Exercise: Search through the entries for the word "arrow" and copy every line that has it.

* * * * * * *

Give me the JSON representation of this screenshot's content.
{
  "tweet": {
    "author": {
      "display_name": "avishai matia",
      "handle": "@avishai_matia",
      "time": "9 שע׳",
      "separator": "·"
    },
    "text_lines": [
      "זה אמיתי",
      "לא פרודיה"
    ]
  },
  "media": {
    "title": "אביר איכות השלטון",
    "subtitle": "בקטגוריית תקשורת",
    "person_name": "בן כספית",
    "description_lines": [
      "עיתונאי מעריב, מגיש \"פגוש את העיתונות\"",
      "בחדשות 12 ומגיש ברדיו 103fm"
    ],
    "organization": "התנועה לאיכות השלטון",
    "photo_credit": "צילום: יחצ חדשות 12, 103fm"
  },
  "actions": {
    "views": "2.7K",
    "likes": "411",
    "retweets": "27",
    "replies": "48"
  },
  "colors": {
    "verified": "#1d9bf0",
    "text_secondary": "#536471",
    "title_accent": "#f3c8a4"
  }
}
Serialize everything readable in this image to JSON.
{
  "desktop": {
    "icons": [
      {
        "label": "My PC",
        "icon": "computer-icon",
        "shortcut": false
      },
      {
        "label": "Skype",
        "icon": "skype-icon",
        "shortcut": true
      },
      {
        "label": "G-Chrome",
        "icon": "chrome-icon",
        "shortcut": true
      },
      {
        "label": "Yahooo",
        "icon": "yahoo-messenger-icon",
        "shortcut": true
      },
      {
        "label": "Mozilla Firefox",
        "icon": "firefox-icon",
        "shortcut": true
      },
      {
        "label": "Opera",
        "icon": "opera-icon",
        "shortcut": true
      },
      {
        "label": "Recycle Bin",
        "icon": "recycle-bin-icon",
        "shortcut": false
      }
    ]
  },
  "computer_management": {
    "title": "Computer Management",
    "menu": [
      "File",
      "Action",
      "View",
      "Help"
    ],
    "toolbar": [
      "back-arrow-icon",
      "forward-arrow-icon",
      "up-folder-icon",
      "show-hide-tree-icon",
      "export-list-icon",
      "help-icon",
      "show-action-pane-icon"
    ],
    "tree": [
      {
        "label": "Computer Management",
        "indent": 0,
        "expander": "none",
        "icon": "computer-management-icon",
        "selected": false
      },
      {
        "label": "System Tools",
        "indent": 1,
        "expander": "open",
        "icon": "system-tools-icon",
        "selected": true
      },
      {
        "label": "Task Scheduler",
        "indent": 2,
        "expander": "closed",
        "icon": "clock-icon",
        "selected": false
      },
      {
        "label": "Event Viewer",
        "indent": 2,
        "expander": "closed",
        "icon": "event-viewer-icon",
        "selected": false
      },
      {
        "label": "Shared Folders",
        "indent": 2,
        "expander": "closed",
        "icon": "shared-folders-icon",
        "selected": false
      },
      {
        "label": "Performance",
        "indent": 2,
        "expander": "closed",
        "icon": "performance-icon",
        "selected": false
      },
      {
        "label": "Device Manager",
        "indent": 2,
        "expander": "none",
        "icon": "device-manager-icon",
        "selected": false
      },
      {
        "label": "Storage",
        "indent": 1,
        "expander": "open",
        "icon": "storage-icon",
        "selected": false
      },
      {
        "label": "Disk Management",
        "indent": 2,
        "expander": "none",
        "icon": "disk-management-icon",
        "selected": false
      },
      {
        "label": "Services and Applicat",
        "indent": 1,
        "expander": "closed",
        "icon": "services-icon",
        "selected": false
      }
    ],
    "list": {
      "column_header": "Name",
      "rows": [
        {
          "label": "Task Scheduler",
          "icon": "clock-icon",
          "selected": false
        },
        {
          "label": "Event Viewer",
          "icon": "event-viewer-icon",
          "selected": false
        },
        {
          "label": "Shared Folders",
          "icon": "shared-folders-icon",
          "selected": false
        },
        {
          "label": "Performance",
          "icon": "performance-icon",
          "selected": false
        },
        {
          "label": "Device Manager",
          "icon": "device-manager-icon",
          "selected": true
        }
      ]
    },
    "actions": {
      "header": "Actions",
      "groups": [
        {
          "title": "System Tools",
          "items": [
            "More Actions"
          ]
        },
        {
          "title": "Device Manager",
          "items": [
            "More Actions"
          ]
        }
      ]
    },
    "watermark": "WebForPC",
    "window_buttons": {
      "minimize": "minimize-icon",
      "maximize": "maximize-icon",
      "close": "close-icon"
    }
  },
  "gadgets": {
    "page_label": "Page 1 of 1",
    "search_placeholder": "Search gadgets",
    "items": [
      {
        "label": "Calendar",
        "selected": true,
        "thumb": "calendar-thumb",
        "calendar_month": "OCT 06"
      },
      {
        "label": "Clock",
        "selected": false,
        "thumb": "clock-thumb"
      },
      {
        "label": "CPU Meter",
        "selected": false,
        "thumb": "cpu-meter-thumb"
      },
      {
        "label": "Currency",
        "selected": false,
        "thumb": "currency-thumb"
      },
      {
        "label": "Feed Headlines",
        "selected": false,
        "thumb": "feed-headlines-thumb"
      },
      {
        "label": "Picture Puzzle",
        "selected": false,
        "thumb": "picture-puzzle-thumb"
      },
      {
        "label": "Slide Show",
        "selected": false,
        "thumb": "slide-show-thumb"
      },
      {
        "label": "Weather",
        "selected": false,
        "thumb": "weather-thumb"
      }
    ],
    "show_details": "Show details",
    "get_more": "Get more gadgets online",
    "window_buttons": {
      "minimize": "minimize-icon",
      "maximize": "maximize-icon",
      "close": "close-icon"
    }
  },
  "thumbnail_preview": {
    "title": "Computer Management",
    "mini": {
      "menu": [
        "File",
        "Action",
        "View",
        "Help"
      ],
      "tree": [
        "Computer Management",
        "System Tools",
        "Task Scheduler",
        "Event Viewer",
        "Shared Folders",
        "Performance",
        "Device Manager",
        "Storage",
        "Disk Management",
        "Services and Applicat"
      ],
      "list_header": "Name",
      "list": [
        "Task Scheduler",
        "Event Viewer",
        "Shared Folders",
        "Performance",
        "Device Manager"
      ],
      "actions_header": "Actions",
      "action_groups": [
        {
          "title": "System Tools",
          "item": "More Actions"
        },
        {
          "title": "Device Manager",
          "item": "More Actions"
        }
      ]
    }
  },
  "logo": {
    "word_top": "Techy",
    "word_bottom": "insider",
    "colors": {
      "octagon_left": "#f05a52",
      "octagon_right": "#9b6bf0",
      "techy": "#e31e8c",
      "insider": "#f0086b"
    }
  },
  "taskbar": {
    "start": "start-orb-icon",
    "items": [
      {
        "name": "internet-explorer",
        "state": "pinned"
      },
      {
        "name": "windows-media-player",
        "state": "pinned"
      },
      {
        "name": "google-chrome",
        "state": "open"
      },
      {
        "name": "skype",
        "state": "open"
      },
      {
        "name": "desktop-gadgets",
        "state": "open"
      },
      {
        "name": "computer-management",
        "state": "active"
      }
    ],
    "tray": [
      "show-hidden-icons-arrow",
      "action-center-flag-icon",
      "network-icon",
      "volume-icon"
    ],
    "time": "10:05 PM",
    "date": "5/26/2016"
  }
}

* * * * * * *

Response to the task:
      "back-arrow-icon",
      "forward-arrow-icon",
      "show-hidden-icons-arrow",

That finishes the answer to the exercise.